International Collaboration: A View From India
Shahid Jameel, Chief Executive Officer of the Wellcome Trust/DBT India Alliance
When I emigrated from the USA in 1988 to set up my lab at the International Centre for Genetic Engineering and Biotechnology (ICGEB), New Delhi, I worried about remaining professionally competitive while working in India. Having trained as a biochemist, molecular biologist and virologist, I worried about infrastructure, colleagues and funding in India. But above all, I wondered if I would be able to build international collaborations so critical to my field of research.
My very first grant application in 1989 to the WHO Tropical Disease Research (TDR) Network was successful, but I had to get permission from the Government of India to accept it. After two years of waiting, this permission was denied. However, with a supportive institution and fantastic colleagues, I kept looking to build my international networks. A Rockefeller Foundation Biotechnology Career Fellowship helped me to visit my former postdoc lab in the United States each summer for three years. This allowed me to continue conversations, pick the brains of my peers and get access to resources at a time when email and internet were not available and letters took 2 weeks to cross the Atlantic.
Unlike me, researchers setting up labs in India today no longer have to wait for a telephone or internet connection, or to buy a car, or to get their first international grant. India has come a long way in the delivery of public services, open market systems, and the growth of its research ecosystem. Today, India publishes the 6th highest number of research papers — a figure that’s growing at an annual rate of 14% compared to the global average of 4%. And though still under 1% of GDP, the funding for science and technology has increased each year over the past two decades.
Besides being a leader in homegrown nuclear and satellite technologies, India sees the value of international collaboration, not as a beneficiary but as an equal partner. It has active bilateral science and technology agreements with over 40 countries, and participates in global megaprojects like CERN, the Thirty Meter Telescope International Observatory (TIO), the Laser Interferometer Gravitational-Wave Observatory (LIGO), the Coalition for Epidemic Preparedness Innovations (CEPI) and Gates Grand Challenges, to name a few.
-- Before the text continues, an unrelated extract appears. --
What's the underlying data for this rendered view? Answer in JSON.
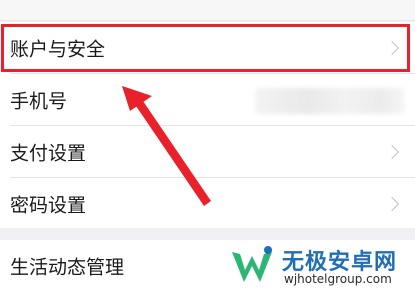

India also supports three science and technology centres: independent organizations established under inter-governmental bilateral agreements with France, Germany and USA. And the government contributes to international networks such as the European Synchrotron Radiation Facility (ESRF), the European Molecular Biology Organization (EMBO) and the Human Frontier Science Program (HFSP). While knowledge and skill development are major drivers, many of these partnerships have also provided Indian researchers with access to equipment and research infrastructure that is not available in India.
The VAJRA scheme launched by the Government of India aims to attract about 1000 overseas research leaders to teach, support and mentor younger colleagues in India. An independent report showed that, in 2013, about 17,000 papers resulted from international collaborations — that’s 16% of India’s scholarly output in science and technology. Papers from international collaborations were also cited 39% more than the world average. This makes a strong case for sustaining existing links, building new ones and making it easier for researchers to collaborate across geographies.
The Wellcome Trust/DBT India Alliance (India Alliance), which I now head, is also a part of the vision to co-fund, partner and learn from global best practices. We search hard for the best people, fund them generously and flexibly, and nurture them to become the future science leaders of India. We also recognize the value of international mobility early in one’s career, and have therefore set up enabling mechanisms, including overseas work experience, funding for international collaboration and meetings, partnerships such as the India-EMBO Symposia and the Africa-India Mobility Fund, and the India Research Management Initiative. These help us, and the Indian scientific community, learn from and contribute to the global science ecosystem.
Even though India has taken many steps to develop and sustain international scientific collaborations, significant challenges remain. These include variability in hiring practices, mentorship and evaluation of researchers, and lack of research management structures at Indian institutions. These need to be improved to attract foreign researchers to India and to support international research exchanges.
Policy changes, such as internationally competitive salaries and simplified conference and research visas, would allow Indian researchers and institutions to host overseas students and colleagues more frequently. For instance, currently, irrespective of the duration of contract, the Indian work visa needs to be renewed annually — this can be a deterrent for many foreign researchers. Indian researchers also face restrictive visa regimes overseas. The government would do well to establish strategic partnerships with key countries to ease this movement. It should also increase funding for international networking and training opportunities for early career researchers.
Several major global challenges — such as climate change, infectious diseases, resource depletion, overpopulation and environmental pollution — plague us today. Solving these requires local knowledge and global efforts. There is no better argument than this for international collaboration and increased mobility of researchers.
Shahid Jameel, is Chief Executive Officer of the Wellcome Trust/DBT India Alliance. Prior to this he established and led the Virology Group at ICGEB, New Delhi.